...a forgotten term in today's tangled mass of cables, digital signals, and optic fiber instant imaging. UHF
, which stands for Ultra High Frequency.
These days you can go the the mall, drop 20-30 bucks and get most of the TV series we watched when we were young. The ones that reran on local small market stations on the VHF and UHF "dials". With boxed sets, there's no commercials, no static when mom runs the vacuum, and no grainy 16 mm prints washing out the lush colors predominate in the 60s TV palette.
We don't have to record them with an audio cassette player now...they're perfectly recorded, in stereo, and neatly digitized on a disc for easy storage. No need to snap pictures with the Polaroid camera off the TV screen for a still...DVDs have perfect freeze frame capabilities and our computers can grab an image, and file it away for future reference.
So why bring up UHF you ask? Because in this day and age of DVD markets flooded with ever single series or obscure movie we ever saw, I noticed that the actual TV content is HORRIBLE. When a title is licensed for one avenue or the other, the other avenues suffer until their time comes.
i.e.-If you have a movie out in the theatres...say "Cars", you won't be putting it out on DVD at the same time because people will just buy the discs, stay at home and by pass the releasing studio denying them their wonderful profits. It's not because it's "not ready"...too many orders folks...no, it's called profit. Shake the rubes at the box office, shake 'em again in Walmart and Best Buy, shake'm again on cable....shake'm one more time when they decide to release a double disc set with crap they had from the beginning of production. Oh...and shake them one last time, saying "this is the last time this will be available on DVD" (Thank you Lucas and Disney).
So...if everything is on DVD...what's on TV? Mostly crap...reality shows, people in their swim suits eating bugs 'n sh*t...hack judges making or breaking people's singing dreams...and cops being followed around with a camera while trying to do their job.
BUT...there has been a glimmer of hope that has peeked out recently. Since the last resort for TV series is just reruns and DVD box sets, it seems the DVDs have run their course on many titles. There's is a slow reselling back to TV.
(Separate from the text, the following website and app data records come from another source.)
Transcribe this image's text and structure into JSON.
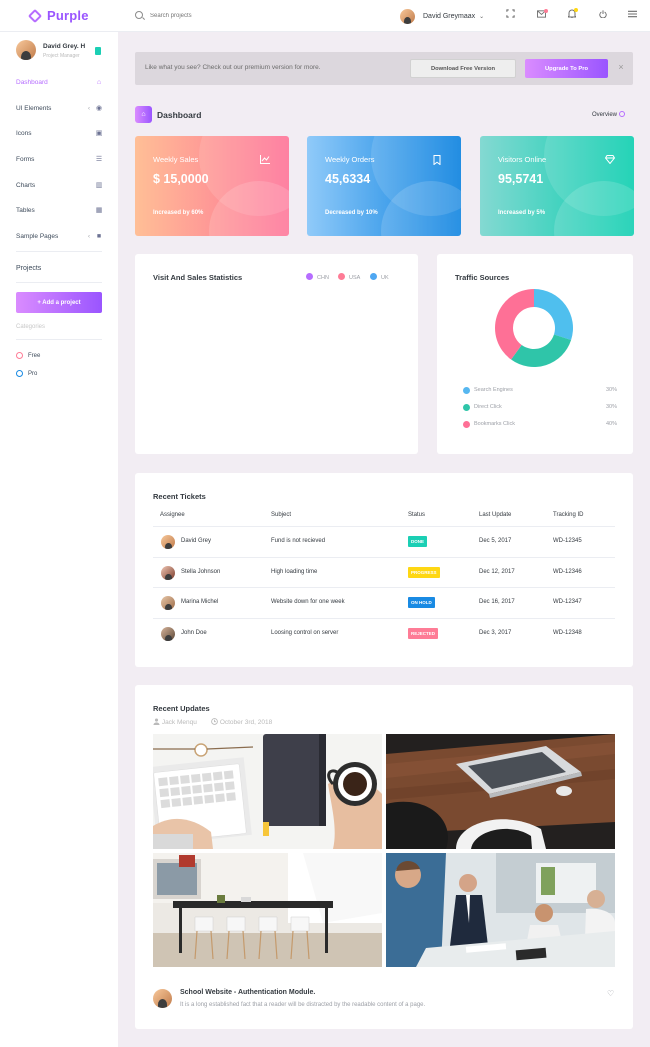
{
  "app": {
    "name": "Purple"
  },
  "topbar": {
    "search_placeholder": "Search projects",
    "user_name": "David Greymaax",
    "caret": "⌄",
    "icons": [
      "fullscreen-icon",
      "mail-icon",
      "bell-icon",
      "power-icon",
      "menu-icon"
    ]
  },
  "sidebar": {
    "profile_name": "David Grey. H",
    "profile_role": "Project Manager",
    "items": [
      {
        "label": "Dashboard",
        "icon": "⌂",
        "active": true
      },
      {
        "label": "UI Elements",
        "icon": "◉",
        "arrow": "‹"
      },
      {
        "label": "Icons",
        "icon": "▣"
      },
      {
        "label": "Forms",
        "icon": "☰"
      },
      {
        "label": "Charts",
        "icon": "▥"
      },
      {
        "label": "Tables",
        "icon": "▦"
      },
      {
        "label": "Sample Pages",
        "icon": "■",
        "arrow": "‹"
      }
    ],
    "projects_label": "Projects",
    "add_project": "+ Add a project",
    "categories_label": "Categories",
    "categories": [
      {
        "label": "Free",
        "color": "#fe7c96"
      },
      {
        "label": "Pro",
        "color": "#198ae3"
      }
    ]
  },
  "banner": {
    "text": "Like what you see? Check out our premium version for more.",
    "download_label": "Download Free Version",
    "upgrade_label": "Upgrade To Pro",
    "close": "×"
  },
  "dashboard": {
    "title": "Dashboard",
    "overview_label": "Overview"
  },
  "stats": [
    {
      "label": "Weekly Sales",
      "value": "$ 15,0000",
      "sub": "Increased by 60%",
      "icon": "chart-line-icon",
      "from": "#ffbf96",
      "to": "#fe7096"
    },
    {
      "label": "Weekly Orders",
      "value": "45,6334",
      "sub": "Decreased by 10%",
      "icon": "bookmark-icon",
      "from": "#90caf9",
      "to": "#047edf"
    },
    {
      "label": "Visitors Online",
      "value": "95,5741",
      "sub": "Increased by 5%",
      "icon": "diamond-icon",
      "from": "#84d9d2",
      "to": "#07cdae"
    }
  ],
  "visit_chart": {
    "title": "Visit And Sales Statistics",
    "legend": [
      {
        "label": "CHN",
        "color": "#b66dff"
      },
      {
        "label": "USA",
        "color": "#fe7c96"
      },
      {
        "label": "UK",
        "color": "#4ea7f2"
      }
    ]
  },
  "traffic": {
    "title": "Traffic Sources",
    "chart_data": {
      "type": "pie",
      "categories": [
        "Search Engines",
        "Direct Click",
        "Bookmarks Click"
      ],
      "values": [
        30,
        30,
        40
      ],
      "colors": [
        "#4fbfee",
        "#2fc5a9",
        "#fe7096"
      ]
    },
    "items": [
      {
        "label": "Search Engines",
        "value": "30%",
        "color": "#56b7f0"
      },
      {
        "label": "Direct Click",
        "value": "30%",
        "color": "#2fc5a9"
      },
      {
        "label": "Bookmarks Click",
        "value": "40%",
        "color": "#fe7096"
      }
    ]
  },
  "tickets": {
    "title": "Recent Tickets",
    "headers": [
      "Assignee",
      "Subject",
      "Status",
      "Last Update",
      "Tracking ID"
    ],
    "rows": [
      {
        "assignee": "David Grey",
        "subject": "Fund is not recieved",
        "status": "DONE",
        "status_color": "#1bcfb4",
        "date": "Dec 5, 2017",
        "tracking": "WD-12345"
      },
      {
        "assignee": "Stella Johnson",
        "subject": "High loading time",
        "status": "PROGRESS",
        "status_color": "#fed713",
        "date": "Dec 12, 2017",
        "tracking": "WD-12346"
      },
      {
        "assignee": "Marina Michel",
        "subject": "Website down for one week",
        "status": "ON HOLD",
        "status_color": "#198ae3",
        "date": "Dec 16, 2017",
        "tracking": "WD-12347"
      },
      {
        "assignee": "John Doe",
        "subject": "Loosing control on server",
        "status": "REJECTED",
        "status_color": "#fe7c96",
        "date": "Dec 3, 2017",
        "tracking": "WD-12348"
      }
    ]
  },
  "updates": {
    "title": "Recent Updates",
    "author": "Jack Menqu",
    "date": "October 3rd, 2018",
    "post_title": "School Website - Authentication Module.",
    "post_text": "It is a long established fact that a reader will be distracted by the readable content of a page."
  }
}
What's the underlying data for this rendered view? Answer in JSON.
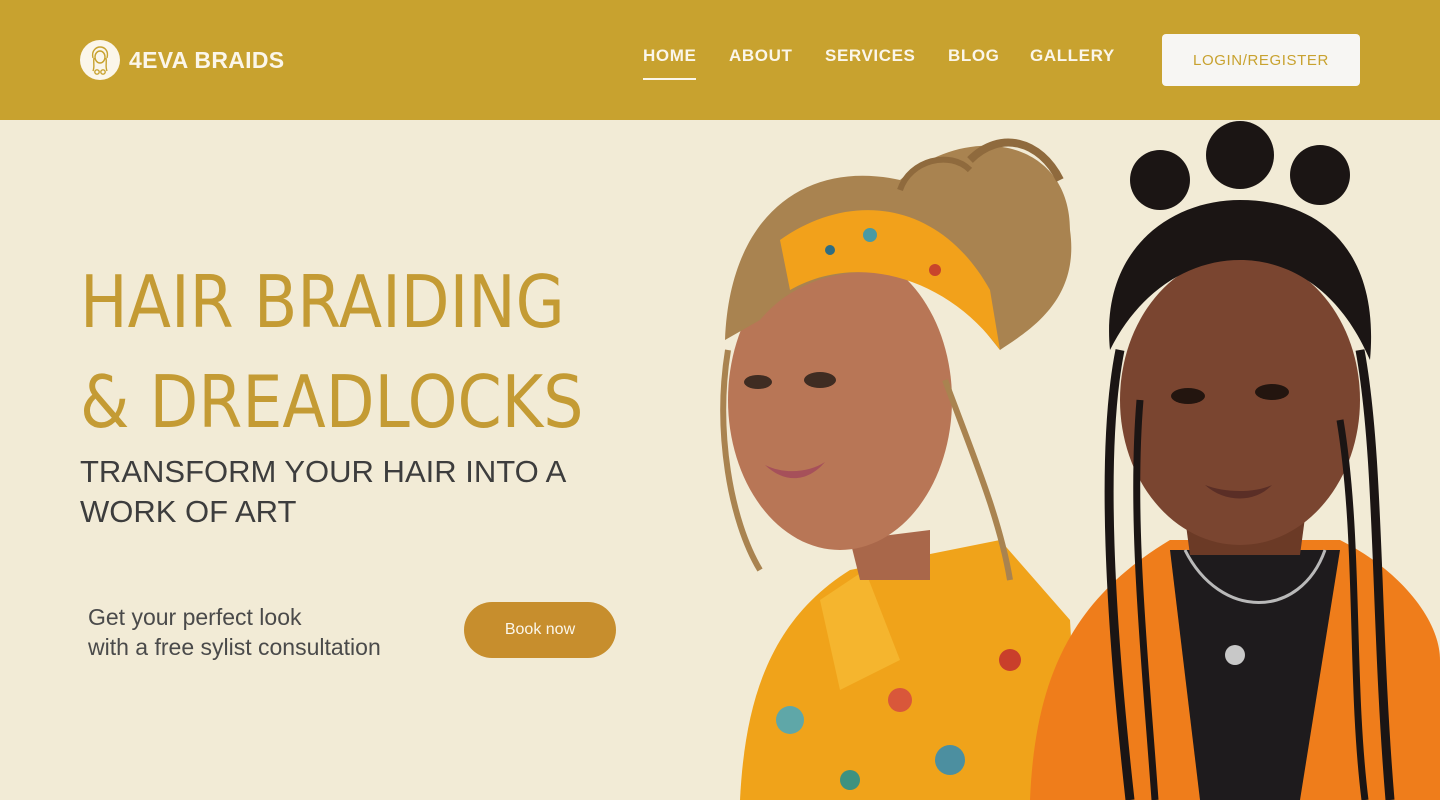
{
  "brand": {
    "name": "4EVA BRAIDS",
    "logo_icon": "braid-woman-icon"
  },
  "nav": {
    "items": [
      {
        "label": "HOME",
        "active": true
      },
      {
        "label": "ABOUT",
        "active": false
      },
      {
        "label": "SERVICES",
        "active": false
      },
      {
        "label": "BLOG",
        "active": false
      },
      {
        "label": "GALLERY",
        "active": false
      }
    ],
    "login_label": "LOGIN/REGISTER"
  },
  "hero": {
    "title_line1": "HAIR BRAIDING",
    "title_line2": "& DREADLOCKS",
    "subtitle_line1": "TRANSFORM YOUR HAIR INTO A",
    "subtitle_line2": "WORK OF ART",
    "cta_line1": "Get your perfect look",
    "cta_line2": "with a free sylist consultation",
    "book_label": "Book now"
  },
  "colors": {
    "header": "#c8a22f",
    "background": "#f2ebd6",
    "title": "#c49b34",
    "button": "#c78e2d",
    "light_text": "#fbf6ea"
  }
}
Monty Python's Flying Circus (which started here in Dallas.. FYI!) has been notorious for abandoning it's PBS roots as far back as the early 80s. It's first leap was cable, soon it ran to VHS and stayed there with an outrageous price tag for years. All the while PBS is giving us "Are You Being Served?" out the ying yang, and we're having to pay for a series that we adopted and saved from oblivion.
Well...how the mighty have "silly walked". Local PBS ch 13, the original home of Monty Python (circa 1974), has been showing Python again late on Saturday nights. From what I can see...which are boxed sets of the entire series sitting in Half Priced Books stores for a fraction of their asking price of $200...the sales have dropped off a bit. There are the odd PBS commercials, but other than that, it's over son. Now Python can get back on PBS and stay there. They've milked just about everything they can, in that department. UHF
....the subject of the post.
We have a local UHF station ch 52, that, since it's inception, has continued to impress me. If anybody knows the program director, tell him I owe him a beer. Early on 52 was showing "Addams Family" and "Mr. Ed"...recently they've gotten major marks for showing "the A-Team", "Kojack", "Magnum PI" and the capper..."The Twilight Zone". If I'm not mistaken, all of these are on DVD now...so why are they on UHF stations? These are the "small market" stations that don't really pose a threat to a tired DVD release. Basically, the license holders are double dipping and are hoping you don't notice. You buy the box set of Twilight Zone at Best Buy and get home to see it's on at 10:30 after "Married with Children"!
On the I
channel, I've seen "Kung Fu", Green Acres", and "The Monkees". All on DVD...all double dipping. I'm hoping this is a trend.
Maybe now, TV will come back home and we can enjoy the effect of turning on a TV and seeing our favorite shows blaring into the room..like they use to. Maybe it can wash the image of Simon's smirking pie hole from the air waves and replace it with Telly Savalas' catch phrase, "who loves ya baby"?
I'm wondering if I should go back to Half Price Books and buy a box set of Monty Python?
Naw, I think I'll save the $60 and tape it....on my cassette recorder.